## ACTIVITY:
Where a line below holds the string "have", that line goes into the answer.

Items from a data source
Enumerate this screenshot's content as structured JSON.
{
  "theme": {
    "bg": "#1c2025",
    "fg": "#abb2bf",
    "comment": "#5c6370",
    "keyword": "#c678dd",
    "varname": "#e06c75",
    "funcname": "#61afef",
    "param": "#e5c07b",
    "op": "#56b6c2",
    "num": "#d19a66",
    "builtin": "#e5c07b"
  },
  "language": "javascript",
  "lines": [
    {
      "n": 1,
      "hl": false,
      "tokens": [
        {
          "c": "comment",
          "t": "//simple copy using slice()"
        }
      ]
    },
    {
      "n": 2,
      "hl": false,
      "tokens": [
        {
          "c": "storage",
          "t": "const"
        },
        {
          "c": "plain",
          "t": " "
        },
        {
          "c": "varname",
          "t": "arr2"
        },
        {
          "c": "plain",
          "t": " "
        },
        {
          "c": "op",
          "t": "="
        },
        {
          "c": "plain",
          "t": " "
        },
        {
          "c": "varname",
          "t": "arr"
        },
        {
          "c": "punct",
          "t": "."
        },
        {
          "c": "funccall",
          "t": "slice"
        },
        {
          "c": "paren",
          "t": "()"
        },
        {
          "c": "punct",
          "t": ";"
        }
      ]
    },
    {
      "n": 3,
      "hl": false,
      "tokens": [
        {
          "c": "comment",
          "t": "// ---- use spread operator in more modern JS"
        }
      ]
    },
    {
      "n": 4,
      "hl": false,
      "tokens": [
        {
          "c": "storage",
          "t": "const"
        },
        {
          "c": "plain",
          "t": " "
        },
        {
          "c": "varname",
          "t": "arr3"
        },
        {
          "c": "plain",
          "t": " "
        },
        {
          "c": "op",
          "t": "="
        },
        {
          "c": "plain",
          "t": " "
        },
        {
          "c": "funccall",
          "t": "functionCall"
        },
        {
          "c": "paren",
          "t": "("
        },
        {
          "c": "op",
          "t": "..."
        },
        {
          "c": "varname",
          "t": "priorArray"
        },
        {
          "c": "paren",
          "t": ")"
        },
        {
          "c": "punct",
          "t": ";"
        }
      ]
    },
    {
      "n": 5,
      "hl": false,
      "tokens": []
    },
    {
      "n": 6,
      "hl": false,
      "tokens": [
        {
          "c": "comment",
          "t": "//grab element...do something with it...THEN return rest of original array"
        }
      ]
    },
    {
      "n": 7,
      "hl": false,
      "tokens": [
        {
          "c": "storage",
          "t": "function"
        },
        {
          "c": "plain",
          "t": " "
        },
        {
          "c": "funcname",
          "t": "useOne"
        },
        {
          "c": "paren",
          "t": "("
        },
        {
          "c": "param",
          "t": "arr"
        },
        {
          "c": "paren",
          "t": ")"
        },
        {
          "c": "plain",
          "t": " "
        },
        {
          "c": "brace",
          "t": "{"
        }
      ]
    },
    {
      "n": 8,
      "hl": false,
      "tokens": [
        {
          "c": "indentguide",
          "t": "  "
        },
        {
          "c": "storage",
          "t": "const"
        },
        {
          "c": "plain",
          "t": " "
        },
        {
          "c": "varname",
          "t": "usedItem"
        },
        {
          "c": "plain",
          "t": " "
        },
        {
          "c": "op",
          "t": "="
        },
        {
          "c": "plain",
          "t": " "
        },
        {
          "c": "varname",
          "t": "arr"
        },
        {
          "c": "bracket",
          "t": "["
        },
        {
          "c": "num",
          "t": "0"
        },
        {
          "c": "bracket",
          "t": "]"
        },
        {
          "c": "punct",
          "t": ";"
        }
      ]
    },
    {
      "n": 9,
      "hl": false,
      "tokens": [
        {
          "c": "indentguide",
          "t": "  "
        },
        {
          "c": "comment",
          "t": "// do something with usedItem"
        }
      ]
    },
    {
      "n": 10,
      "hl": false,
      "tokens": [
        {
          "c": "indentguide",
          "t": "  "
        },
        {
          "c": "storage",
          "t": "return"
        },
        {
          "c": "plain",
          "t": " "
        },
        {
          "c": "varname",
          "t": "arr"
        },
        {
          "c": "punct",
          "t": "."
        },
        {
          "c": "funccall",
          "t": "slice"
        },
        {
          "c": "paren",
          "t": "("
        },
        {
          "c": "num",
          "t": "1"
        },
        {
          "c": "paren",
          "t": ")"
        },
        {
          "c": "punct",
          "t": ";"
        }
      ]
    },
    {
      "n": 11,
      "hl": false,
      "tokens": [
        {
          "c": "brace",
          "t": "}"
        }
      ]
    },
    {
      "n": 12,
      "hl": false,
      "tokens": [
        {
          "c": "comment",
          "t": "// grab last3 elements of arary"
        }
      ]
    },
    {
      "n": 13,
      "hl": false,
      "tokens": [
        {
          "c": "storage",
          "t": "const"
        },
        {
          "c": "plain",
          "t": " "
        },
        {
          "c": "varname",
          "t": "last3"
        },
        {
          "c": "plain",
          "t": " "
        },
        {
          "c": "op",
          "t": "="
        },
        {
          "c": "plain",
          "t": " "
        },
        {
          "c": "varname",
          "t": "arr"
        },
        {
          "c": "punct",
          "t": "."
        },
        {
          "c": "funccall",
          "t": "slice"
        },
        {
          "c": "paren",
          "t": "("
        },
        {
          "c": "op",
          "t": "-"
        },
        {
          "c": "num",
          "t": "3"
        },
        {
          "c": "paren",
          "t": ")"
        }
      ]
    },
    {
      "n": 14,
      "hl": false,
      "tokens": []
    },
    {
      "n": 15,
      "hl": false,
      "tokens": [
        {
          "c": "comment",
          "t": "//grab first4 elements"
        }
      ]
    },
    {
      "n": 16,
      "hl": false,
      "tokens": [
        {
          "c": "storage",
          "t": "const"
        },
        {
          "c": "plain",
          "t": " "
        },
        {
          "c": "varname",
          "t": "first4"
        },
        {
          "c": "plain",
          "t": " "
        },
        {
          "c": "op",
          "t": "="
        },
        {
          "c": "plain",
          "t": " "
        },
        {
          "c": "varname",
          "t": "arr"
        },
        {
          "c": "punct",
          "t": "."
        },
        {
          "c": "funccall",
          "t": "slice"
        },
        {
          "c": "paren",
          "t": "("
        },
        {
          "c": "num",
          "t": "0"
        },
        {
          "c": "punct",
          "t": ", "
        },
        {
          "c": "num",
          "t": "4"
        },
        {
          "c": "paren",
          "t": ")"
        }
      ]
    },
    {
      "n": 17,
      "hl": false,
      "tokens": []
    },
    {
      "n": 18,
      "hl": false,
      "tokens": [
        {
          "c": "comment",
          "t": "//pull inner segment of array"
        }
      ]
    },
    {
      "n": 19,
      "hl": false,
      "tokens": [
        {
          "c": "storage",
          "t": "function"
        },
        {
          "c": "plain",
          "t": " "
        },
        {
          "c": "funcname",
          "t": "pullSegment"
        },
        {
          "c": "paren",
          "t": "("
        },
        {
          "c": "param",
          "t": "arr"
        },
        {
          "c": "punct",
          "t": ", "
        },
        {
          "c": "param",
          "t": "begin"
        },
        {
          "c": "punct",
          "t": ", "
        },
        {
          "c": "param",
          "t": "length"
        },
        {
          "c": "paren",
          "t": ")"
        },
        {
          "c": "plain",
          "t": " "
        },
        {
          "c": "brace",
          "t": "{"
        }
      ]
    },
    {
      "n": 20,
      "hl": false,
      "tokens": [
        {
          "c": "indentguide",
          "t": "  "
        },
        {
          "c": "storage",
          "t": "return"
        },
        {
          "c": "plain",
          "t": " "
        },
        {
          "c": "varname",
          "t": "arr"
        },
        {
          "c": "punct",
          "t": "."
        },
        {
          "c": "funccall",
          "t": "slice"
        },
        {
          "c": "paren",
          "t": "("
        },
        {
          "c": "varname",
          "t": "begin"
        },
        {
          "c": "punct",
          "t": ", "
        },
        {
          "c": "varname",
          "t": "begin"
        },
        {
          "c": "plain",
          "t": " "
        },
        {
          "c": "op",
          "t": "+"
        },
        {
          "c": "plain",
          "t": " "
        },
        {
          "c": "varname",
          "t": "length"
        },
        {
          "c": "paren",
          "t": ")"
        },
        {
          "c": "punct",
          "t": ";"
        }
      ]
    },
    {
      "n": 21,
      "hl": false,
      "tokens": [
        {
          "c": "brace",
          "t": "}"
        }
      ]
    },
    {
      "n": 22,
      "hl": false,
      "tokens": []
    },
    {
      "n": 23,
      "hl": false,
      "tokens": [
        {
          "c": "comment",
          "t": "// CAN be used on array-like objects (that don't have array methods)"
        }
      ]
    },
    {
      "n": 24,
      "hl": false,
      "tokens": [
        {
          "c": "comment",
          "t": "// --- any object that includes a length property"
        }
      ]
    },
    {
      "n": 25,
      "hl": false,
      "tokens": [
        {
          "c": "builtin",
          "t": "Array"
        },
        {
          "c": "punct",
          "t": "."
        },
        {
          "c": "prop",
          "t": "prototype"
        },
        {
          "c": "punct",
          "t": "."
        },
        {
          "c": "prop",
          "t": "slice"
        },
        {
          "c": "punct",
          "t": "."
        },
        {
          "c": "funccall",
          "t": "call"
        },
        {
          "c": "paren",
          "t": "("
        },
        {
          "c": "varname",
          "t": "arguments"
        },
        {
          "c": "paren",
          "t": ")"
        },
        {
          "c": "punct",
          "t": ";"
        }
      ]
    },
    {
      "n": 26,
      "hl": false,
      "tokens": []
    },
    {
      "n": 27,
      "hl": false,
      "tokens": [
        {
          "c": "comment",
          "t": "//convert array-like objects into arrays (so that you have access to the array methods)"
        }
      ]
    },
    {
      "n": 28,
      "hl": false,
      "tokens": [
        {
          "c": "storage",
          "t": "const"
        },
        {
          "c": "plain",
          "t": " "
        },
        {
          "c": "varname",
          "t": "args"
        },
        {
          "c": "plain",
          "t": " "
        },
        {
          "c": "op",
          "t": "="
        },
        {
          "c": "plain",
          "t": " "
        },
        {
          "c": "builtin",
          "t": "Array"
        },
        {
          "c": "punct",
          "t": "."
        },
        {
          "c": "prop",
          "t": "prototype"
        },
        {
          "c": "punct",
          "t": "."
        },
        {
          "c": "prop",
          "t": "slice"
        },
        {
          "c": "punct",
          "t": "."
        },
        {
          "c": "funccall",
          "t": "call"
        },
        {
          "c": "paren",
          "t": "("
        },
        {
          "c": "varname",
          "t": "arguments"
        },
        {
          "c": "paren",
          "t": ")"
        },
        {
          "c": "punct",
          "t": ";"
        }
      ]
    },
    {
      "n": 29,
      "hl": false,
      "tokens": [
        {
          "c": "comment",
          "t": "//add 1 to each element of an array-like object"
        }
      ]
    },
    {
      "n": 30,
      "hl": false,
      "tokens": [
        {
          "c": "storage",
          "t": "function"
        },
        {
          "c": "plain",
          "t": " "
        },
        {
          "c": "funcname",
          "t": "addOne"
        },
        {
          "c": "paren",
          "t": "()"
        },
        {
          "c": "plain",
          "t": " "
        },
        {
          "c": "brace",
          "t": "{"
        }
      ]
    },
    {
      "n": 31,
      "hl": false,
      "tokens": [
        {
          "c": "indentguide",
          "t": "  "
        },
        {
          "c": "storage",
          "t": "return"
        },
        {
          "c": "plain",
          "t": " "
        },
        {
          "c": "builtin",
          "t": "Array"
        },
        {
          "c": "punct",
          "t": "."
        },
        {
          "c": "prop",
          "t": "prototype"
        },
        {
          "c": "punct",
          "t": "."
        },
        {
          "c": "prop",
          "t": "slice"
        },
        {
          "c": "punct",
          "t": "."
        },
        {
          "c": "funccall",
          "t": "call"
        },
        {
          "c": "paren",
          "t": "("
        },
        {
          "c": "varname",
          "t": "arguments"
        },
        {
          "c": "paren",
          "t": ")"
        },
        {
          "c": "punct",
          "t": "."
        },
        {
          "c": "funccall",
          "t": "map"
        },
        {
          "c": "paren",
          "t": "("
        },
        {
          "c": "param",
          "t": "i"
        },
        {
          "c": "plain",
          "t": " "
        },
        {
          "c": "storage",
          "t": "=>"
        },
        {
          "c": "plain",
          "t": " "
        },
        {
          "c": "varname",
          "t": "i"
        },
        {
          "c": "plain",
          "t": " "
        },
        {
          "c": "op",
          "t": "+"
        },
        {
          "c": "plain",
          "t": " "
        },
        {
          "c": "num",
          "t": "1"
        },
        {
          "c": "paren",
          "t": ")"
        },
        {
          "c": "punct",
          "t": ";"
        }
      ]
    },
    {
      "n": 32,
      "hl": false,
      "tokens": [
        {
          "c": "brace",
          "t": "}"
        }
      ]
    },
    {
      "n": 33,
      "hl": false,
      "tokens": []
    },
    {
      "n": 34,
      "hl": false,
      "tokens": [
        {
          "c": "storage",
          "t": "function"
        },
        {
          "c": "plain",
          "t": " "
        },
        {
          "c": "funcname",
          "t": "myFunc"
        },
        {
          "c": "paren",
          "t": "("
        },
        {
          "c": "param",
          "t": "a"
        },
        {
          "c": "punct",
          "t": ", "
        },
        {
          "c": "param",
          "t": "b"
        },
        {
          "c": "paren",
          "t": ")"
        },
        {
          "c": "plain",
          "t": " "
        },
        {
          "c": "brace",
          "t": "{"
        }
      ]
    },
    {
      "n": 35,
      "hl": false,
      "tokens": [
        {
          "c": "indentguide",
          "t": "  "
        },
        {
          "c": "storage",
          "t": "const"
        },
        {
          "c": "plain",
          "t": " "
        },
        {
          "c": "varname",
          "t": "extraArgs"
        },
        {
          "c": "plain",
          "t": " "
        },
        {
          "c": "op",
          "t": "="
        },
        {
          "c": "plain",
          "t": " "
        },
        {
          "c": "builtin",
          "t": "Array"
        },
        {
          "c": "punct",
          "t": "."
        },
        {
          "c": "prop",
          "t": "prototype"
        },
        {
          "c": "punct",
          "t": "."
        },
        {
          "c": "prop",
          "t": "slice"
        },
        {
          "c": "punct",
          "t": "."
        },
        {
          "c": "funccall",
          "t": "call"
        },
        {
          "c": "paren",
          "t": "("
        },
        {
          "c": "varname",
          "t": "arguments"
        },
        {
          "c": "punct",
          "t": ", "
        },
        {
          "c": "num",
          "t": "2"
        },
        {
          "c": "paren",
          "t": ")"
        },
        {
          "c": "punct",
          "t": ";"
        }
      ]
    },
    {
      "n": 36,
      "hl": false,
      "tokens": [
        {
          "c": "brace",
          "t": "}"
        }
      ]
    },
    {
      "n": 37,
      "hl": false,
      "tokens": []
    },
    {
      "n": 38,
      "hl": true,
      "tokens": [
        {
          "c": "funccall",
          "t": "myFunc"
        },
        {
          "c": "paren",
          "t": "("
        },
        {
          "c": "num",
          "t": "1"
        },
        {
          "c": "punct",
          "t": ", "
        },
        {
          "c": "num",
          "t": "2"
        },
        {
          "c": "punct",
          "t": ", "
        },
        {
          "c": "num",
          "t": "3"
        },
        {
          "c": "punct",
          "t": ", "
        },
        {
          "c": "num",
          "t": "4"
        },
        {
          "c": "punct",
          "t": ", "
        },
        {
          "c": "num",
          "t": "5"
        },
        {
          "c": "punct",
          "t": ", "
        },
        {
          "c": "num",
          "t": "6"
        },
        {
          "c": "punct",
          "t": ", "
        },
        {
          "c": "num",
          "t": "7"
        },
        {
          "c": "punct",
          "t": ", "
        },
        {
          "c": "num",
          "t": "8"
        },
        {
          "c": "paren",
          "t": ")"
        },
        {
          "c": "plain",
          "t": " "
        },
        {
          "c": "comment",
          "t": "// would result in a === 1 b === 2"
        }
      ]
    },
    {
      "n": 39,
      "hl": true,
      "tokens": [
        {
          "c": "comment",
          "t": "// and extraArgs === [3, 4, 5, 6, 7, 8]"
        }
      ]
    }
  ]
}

## RESPONSE TO THE TASK:
          "t": "// CAN be used on array-like objects (that don't have array methods)"
          "t": "//convert array-like objects into arrays (so that you have access to the array methods)"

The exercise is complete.